(May 11, 2011) On May 8, 2011, the Association of Southeast Asian Nations (ASEAN) concluded a summit meeting in Jakarta, the capital of Indonesia, which is currently chairing the Association. Among the issues discussed was the border dispute between two of the organization's ten member states, Cambodia and Thailand. The Prime Ministers of the two countries, Abhisit Vejjajiva of Thailand and Hun Sen of Cambodia, had held separate press conferences on May 8, showing that there had been no progress at that time on aresolution. Options such as the establishment of a joint border committee to find a peaceful resolution of the conflict, a proposal made by President Susilo Bambang Yudhoyono of Indonesia, had been rejected by the two countries. (Adianto P. Simamora, As ASEAN Summit Ends, RI to Broker Border Talks, THE JAKARTA POST (May 9, 2011).)

On May 9, Indonesia began anew its work to broker a solution by hosting a meeting between Foreign Ministers Hor Namhong of Cambodia and Kasit Priomya of Thailand. (Id.) Following the three-hour session, described as “constructive and comprehensive,” the two nations agreed to another day of discussions.
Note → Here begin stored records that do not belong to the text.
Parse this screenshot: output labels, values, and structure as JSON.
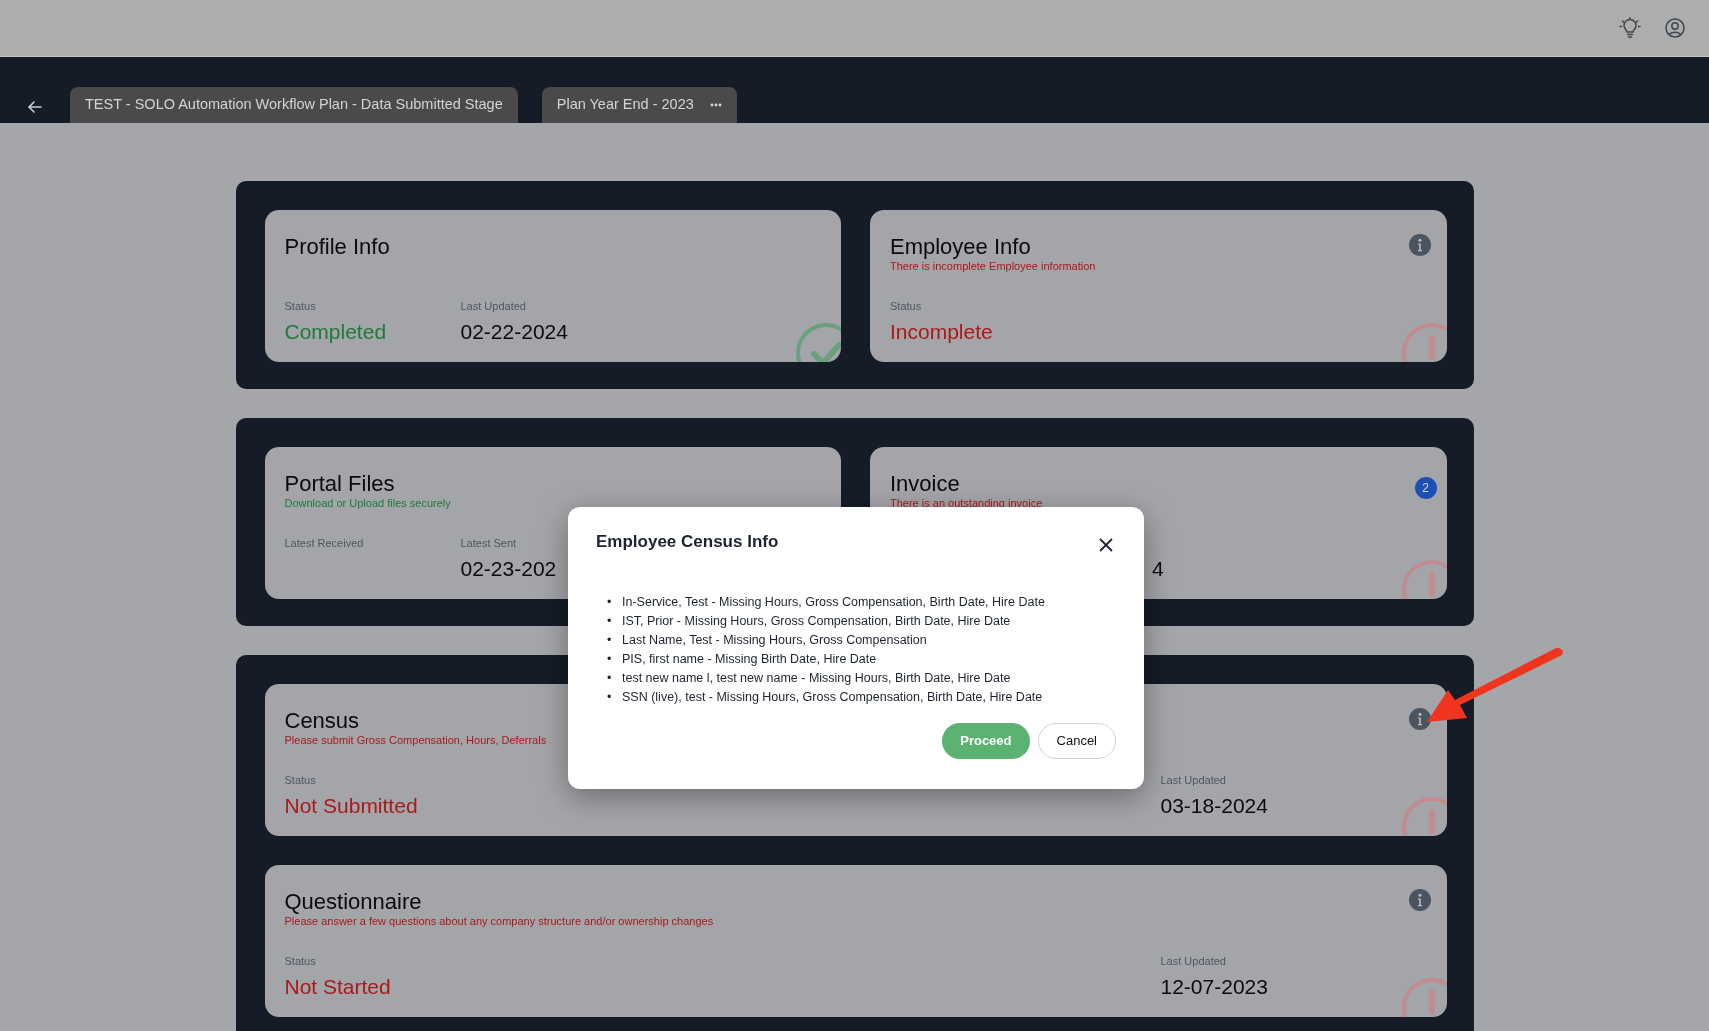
{
  "tabs": [
    {
      "label": "TEST - SOLO Automation Workflow Plan - Data Submitted Stage",
      "kind": "plain"
    },
    {
      "label": "Plan Year End - 2023",
      "kind": "menu"
    }
  ],
  "sections": [
    {
      "cards": [
        {
          "title": "Profile Info",
          "kind": "complete",
          "info": false,
          "fields": [
            {
              "label": "Status",
              "value": "Completed",
              "color": "#1d7a3a"
            },
            {
              "label": "Last Updated",
              "value": "02-22-2024",
              "color": "#0b0b0b"
            }
          ]
        },
        {
          "title": "Employee Info",
          "subtitle": {
            "text": "There is incomplete Employee information",
            "color": "#a8191c"
          },
          "kind": "incomplete",
          "info": true,
          "fields": [
            {
              "label": "Status",
              "value": "Incomplete",
              "color": "#a8191c"
            }
          ]
        }
      ]
    },
    {
      "cards": [
        {
          "title": "Portal Files",
          "subtitle": {
            "text": "Download or Upload files securely",
            "color": "#1d7a3a"
          },
          "kind": "files",
          "info": false,
          "fields": [
            {
              "label": "Latest Received"
            },
            {
              "label": "Latest Sent",
              "value": "02-23-202",
              "color": "#0b0b0b"
            }
          ]
        },
        {
          "title": "Invoice",
          "subtitle": {
            "text": "There is an outstanding invoice",
            "color": "#a8191c"
          },
          "badge": "2",
          "kind": "incomplete",
          "info": false,
          "fields": [
            {
              "value": "4",
              "color": "#0b0b0b"
            }
          ]
        }
      ]
    },
    {
      "cards": [
        {
          "title": "Census",
          "subtitle": {
            "text": "Please submit Gross Compensation, Hours, Deferrals",
            "color": "#a8191c"
          },
          "kind": "incomplete",
          "info": true,
          "fields": [
            {
              "label": "Status",
              "value": "Not Submitted",
              "color": "#a8191c"
            },
            {
              "label": "Last Updated",
              "value": "03-18-2024",
              "color": "#0b0b0b"
            }
          ]
        },
        {
          "title": "Questionnaire",
          "subtitle": {
            "text": "Please answer a few questions about any company structure and/or ownership changes",
            "color": "#a8191c"
          },
          "kind": "incomplete",
          "info": true,
          "fields": [
            {
              "label": "Status",
              "value": "Not Started",
              "color": "#a8191c"
            },
            {
              "label": "Last Updated",
              "value": "12-07-2023",
              "color": "#0b0b0b"
            }
          ]
        }
      ]
    }
  ],
  "modal": {
    "title": "Employee Census Info",
    "items": [
      {
        "bullet": "•",
        "text": "In-Service, Test - Missing Hours, Gross Compensation, Birth Date, Hire Date"
      },
      {
        "bullet": "•",
        "text": "IST, Prior - Missing Hours, Gross Compensation, Birth Date, Hire Date"
      },
      {
        "bullet": "•",
        "text": "Last Name, Test - Missing Hours, Gross Compensation"
      },
      {
        "bullet": "•",
        "text": "PIS, first name - Missing Birth Date, Hire Date"
      },
      {
        "bullet": "•",
        "text": "test new name l, test new name - Missing Hours, Birth Date, Hire Date"
      },
      {
        "bullet": "•",
        "text": "SSN (live), test - Missing Hours, Gross Compensation, Birth Date, Hire Date"
      }
    ],
    "buttons": [
      {
        "label": "Proceed",
        "kind": "primary"
      },
      {
        "label": "Cancel",
        "kind": "secondary"
      }
    ]
  }
}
The plan under discussion reportedly involves deployment of a team from Indonesia to act as observers in the disputed border region. (Kathy Quiano, Thailand, Cambodia Make Progress on Border Dispute, CNN WORLD (May 9, 2011).)

ASEAN leaders released a statement commending Cambodia and Thailand for taking steps to resolve the dispute, expressing “appreciation and support for the continuing effort of Indonesia to facilitate the process through its appropriate engagement, which will help advance our collective effort to attain an ASEAN community.” (Simamora, supra.)

There has been fighting in the disputed area around Preah Vihear temple since last month; at least 20 people have been killed and thousands have been displaced from their homes as a result. (Quiano, supra.)